Don't You Dare Touch My Triceratops!

And now, most recently, we have the Triceratops Panic.

RK Tri
Robert Krulwich/NPR

Last summer, Paleontologists John Scannella and Jack Horner suggested that the beloved Triceratops, most recently glorified in The Land Before Time, was not a mature adult dinosaur. It was a young, transitional, teenage version of a Torosaurus, a dinosaur nobody had ever heard of.
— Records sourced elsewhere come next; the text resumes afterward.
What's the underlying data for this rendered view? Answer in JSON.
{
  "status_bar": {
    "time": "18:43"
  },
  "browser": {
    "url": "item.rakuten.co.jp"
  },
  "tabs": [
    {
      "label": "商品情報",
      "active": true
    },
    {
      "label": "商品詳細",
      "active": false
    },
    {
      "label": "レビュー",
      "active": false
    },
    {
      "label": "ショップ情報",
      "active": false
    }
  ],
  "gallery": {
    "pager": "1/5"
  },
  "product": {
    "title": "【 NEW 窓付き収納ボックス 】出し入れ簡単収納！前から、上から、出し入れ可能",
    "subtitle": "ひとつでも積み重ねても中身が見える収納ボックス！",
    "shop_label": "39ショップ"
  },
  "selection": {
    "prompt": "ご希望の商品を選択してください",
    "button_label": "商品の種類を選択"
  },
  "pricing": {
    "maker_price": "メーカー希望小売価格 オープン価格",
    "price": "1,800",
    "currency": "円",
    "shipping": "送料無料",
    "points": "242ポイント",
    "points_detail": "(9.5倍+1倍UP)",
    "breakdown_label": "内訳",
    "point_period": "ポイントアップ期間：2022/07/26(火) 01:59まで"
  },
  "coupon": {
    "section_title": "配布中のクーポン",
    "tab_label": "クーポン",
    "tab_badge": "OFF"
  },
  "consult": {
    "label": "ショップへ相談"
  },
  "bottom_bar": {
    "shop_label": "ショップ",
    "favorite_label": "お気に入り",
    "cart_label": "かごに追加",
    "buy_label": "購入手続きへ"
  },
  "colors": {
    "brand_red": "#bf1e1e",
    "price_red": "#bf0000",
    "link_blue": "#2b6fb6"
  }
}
As the Triceratops we know and love grew older, Scannella and Horner proposed, its three horns shifted position, got longer, skinnier and a little, well, uglier. Triceratops lovers were not happy. We all know cute teenagers who become less cute adults. But, hey, this was an iconic dinosaur. It's like discovering that Elizabeth Taylor was a youngish phase of a creature on her way to becoming Bette Davis. No, no, no and NOOOOO!, people cried. We want the thing we know as Triceratops to stay a Triceratops!

Torosaurus graffiti or Triceratops graffiti ?

Torosaurus graffiti or Triceratops graffiti ? kt.ries/Flickr hide caption

itoggle caption kt.ries/Flickr

"Triceratops is friggin' awesome," said one enthusiast on Facebook's Save the Triceratops page. "People love Triceratops. They love saying Triceratops. They love the funny way their children mispronounce Triceratops. I love all of it, too. I like the name Brontosaurus more than the name Apatosaurus. The thought of Triceratops being an invalid name is not cool to me. I wouldn't like it."

Not that he had to worry. Nobody was going to throw out the name Triceratops, because Triceratops was the FIRST name given to this dinosaur. First names, as we've said, stick in science. So if the Triceratops turns out to be a teenage Torosaurus, too bad for Torosaurus; second names lose to first names, so Triceratops stays. Problem solved.

Except for what this reveals about public attitudes toward science. Brian Switek, on his wonderful blog Dinosaur Tracking, describes how the media portrayed the Triceratops study as a pointy-headed attack on a beloved dinosaur. It's all the scientists' fault, the headlines seemed to say. They're taking away "our" dinosaur:

"Triceratops Never Existed" said the headline from Gizmodo (as did similar ones from CBS News, the National Post, the Baltimore Sun, the San Francisco Chronicle, and Newsoxy), while another one went as far as to ask "Triceratops a Hoax?" In comment sections and on Twitter people have been, well, all a-twitter about the idea that one of their favorite dinosaurs might be taken away...

The lesson here is that when science slips from the academy into popular culture, people love, honor and protect what they know, what they've learned. What they don't understand is all science knowledge is tentative. Something is "true" only as long as the facts support the premise. When the facts change, science has to change with it.

A warning sign to avoid the urge at the Royal Tyrrell Museum in Drumhiller, Alberta.

A warning sign to avoid the urge at the Royal Tyrrell Museum in Drumhiller, Alberta. Ricky Romero/Flickr hide caption

itoggle caption Ricky Romero/Flickr

People don't want their eternalities to change. They hate that. But, in the end, science has to win. There are 5 year olds all over the world now growing up with Mercury, Venus, Earth, Mars, Jupiter, Saturn, Neptune and Uranus, but not that other guy, the one with the name of Mickey Mouse's pet dog. In fifty years, Pluto may be just a dog again.

That's how it goes.


Professor Mike Brown's stories about the public's reaction to Pluto's de-planetization come from How I Killed Pluto and Why It Had it Coming by Mike Brown, (Spiegel and Grau, Random House, 2010).

Comments

 

Please keep your community civil. All comments must follow the NPR.org Community rules and terms of use, and will be moderated prior to posting. NPR reserves the right to use the comments we receive, in whole or in part, and to use the commenter's name and location, in any medium. See also the Terms of Use, Privacy Policy and Community FAQ.